December 13, 2019
Namiah Miller is one of 21 African American students out of 2,556 enrolled at San Juan Hills. Though he feels connected with the other African American kids, he does not feel as though he has a community at school.
“I don’t feel like there’s really a big community at San Juan. There are clubs like Queer Alliance that are a set things, a community for people to be a part of, and I don’t think that’s a thing that this school,” said Miller. “Maybe there’s just not enough black people, but I don’t think there’s a community.”
Although Miller feels a lack of community in his race at school, he does not feel like an outsider at school when he sees the few African-American kids that are at SJHHS. He notices the lack of diversity, but he has not been made feel maliciously excluded. “I’m aware of the difference, but I don’t walk into school thinking ‘Oh my gosh, they’re gonna treat me horribly different than anyone else here’ because of it,” said Miller.
Miller believes African-American people are not celebrated often enough in their achievements. “Whenever I’m hearing big, important achievements about people making medical advancements or new research, I don’t hear a lot about black people being celebrated for doing those things,” said Miller. “I don’t hear about them in politics, or hear about when they set world records either, and I just don’t see a lot of representation of black people in those areas.”
In the media, specifically movies and TV shows, Miller sees improvement in black representation recently.

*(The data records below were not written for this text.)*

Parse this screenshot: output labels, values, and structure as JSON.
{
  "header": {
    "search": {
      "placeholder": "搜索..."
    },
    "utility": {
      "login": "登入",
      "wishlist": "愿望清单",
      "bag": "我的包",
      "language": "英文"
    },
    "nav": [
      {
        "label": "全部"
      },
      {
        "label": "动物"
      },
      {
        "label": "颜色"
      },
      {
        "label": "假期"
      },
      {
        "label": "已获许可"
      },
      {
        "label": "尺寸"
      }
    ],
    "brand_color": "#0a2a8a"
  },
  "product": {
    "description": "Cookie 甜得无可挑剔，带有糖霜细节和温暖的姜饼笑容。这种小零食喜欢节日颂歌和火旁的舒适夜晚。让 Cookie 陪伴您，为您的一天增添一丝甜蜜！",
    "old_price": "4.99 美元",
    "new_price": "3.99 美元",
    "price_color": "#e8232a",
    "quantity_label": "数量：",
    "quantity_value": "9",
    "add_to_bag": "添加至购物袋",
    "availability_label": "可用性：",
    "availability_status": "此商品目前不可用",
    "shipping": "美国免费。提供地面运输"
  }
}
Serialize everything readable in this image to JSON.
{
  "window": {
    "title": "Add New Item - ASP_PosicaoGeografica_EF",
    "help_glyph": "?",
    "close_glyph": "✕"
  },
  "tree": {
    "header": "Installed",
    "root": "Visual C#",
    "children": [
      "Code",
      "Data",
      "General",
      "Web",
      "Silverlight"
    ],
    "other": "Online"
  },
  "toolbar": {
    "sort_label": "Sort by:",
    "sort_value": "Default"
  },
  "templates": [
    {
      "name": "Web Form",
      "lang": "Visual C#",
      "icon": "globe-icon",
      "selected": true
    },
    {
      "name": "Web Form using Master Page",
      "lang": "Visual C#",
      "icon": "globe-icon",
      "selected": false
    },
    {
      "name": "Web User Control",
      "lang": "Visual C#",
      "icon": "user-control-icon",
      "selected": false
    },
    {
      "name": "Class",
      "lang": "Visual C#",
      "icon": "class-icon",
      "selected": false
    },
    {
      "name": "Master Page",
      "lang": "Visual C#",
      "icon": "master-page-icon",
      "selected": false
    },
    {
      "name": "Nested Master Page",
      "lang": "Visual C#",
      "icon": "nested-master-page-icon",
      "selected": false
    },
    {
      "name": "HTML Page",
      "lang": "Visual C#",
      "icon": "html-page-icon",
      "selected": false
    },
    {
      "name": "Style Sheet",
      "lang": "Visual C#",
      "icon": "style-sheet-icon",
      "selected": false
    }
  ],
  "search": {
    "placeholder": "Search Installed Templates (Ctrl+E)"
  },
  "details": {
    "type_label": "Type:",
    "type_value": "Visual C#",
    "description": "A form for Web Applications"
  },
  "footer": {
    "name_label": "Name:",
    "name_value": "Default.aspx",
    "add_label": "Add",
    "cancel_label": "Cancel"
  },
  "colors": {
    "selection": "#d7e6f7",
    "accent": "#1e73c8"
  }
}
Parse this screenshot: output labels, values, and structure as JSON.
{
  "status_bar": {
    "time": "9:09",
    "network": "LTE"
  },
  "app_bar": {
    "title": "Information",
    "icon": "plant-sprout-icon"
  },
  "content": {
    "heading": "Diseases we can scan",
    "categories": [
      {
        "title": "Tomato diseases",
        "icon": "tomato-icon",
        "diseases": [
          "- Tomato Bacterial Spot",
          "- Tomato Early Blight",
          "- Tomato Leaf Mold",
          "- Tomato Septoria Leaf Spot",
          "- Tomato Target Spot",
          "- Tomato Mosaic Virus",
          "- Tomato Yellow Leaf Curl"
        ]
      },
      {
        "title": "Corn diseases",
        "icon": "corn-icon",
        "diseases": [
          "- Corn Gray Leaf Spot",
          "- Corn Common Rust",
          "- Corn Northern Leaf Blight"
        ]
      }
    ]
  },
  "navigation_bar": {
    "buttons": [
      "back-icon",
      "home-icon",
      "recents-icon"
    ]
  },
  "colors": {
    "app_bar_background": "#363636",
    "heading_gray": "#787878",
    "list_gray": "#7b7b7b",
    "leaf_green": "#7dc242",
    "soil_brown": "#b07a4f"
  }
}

Movies such as “Black Panther” and shows like “Blackish” represent black people in America, fading away from whitewashing in media.
At school, Miller wants to see SJHHS have a day or week celebrating African-American culture, to make himself and other black students feel more accepted.